- **INSTRUCTIONS FOR THE TASK**: Retyping the records exactly is the whole task.

__________

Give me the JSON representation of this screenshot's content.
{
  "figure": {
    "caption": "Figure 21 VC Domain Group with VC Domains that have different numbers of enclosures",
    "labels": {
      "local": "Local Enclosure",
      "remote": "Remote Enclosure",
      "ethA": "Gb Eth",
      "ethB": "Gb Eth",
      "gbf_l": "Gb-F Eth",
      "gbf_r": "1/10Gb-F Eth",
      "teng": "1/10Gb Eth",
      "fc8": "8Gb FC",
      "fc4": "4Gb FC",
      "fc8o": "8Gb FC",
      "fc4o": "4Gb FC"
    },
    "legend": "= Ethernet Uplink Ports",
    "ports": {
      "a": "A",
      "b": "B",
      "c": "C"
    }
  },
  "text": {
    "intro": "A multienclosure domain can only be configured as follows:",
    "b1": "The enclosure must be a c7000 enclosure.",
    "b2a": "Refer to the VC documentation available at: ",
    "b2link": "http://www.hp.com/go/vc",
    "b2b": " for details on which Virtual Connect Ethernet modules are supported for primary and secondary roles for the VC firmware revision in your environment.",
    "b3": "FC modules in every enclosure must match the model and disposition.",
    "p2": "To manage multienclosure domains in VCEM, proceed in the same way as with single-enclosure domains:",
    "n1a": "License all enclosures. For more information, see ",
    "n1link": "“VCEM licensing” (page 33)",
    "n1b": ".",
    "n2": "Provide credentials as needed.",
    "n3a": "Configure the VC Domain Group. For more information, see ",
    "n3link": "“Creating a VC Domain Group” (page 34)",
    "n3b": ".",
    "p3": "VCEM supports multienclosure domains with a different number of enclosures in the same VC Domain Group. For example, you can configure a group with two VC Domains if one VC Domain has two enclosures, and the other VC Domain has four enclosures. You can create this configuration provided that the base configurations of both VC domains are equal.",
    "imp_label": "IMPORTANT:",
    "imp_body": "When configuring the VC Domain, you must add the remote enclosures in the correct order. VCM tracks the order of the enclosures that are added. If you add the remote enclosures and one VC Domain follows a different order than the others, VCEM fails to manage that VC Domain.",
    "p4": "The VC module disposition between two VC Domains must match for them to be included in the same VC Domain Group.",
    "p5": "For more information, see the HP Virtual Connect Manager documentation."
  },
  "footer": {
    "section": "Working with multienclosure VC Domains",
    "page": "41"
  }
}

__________

- **EXERCISE ANSWER**:
Give me the JSON representation of this screenshot's content.
{
  "figure": {
    "caption": "Figure 21 VC Domain Group with VC Domains that have different numbers of enclosures",
    "labels": {
      "local": "Local Enclosure",
      "remote": "Remote Enclosure",
      "ethA": "Gb Eth",
      "ethB": "Gb Eth",
      "gbf_l": "Gb-F Eth",
      "gbf_r": "1/10Gb-F Eth",
      "teng": "1/10Gb Eth",
      "fc8": "8Gb FC",
      "fc4": "4Gb FC",
      "fc8o": "8Gb FC",
      "fc4o": "4Gb FC"
    },
    "legend": "= Ethernet Uplink Ports",
    "ports": {
      "a": "A",
      "b": "B",
      "c": "C"
    }
  },
  "text": {
    "intro": "A multienclosure domain can only be configured as follows:",
    "b1": "The enclosure must be a c7000 enclosure.",
    "b2a": "Refer to the VC documentation available at: ",
    "b2link": "http://www.hp.com/go/vc",
    "b2b": " for details on which Virtual Connect Ethernet modules are supported for primary and secondary roles for the VC firmware revision in your environment.",
    "b3": "FC modules in every enclosure must match the model and disposition.",
    "p2": "To manage multienclosure domains in VCEM, proceed in the same way as with single-enclosure domains:",
    "n1a": "License all enclosures. For more information, see ",
    "n1link": "“VCEM licensing” (page 33)",
    "n1b": ".",
    "n2": "Provide credentials as needed.",
    "n3a": "Configure the VC Domain Group. For more information, see ",
    "n3link": "“Creating a VC Domain Group” (page 34)",
    "n3b": ".",
    "p3": "VCEM supports multienclosure domains with a different number of enclosures in the same VC Domain Group. For example, you can configure a group with two VC Domains if one VC Domain has two enclosures, and the other VC Domain has four enclosures. You can create this configuration provided that the base configurations of both VC domains are equal.",
    "imp_label": "IMPORTANT:",
    "imp_body": "When configuring the VC Domain, you must add the remote enclosures in the correct order. VCM tracks the order of the enclosures that are added. If you add the remote enclosures and one VC Domain follows a different order than the others, VCEM fails to manage that VC Domain.",
    "p4": "The VC module disposition between two VC Domains must match for them to be included in the same VC Domain Group.",
    "p5": "For more information, see the HP Virtual Connect Manager documentation."
  },
  "footer": {
    "section": "Working with multienclosure VC Domains",
    "page": "41"
  }
}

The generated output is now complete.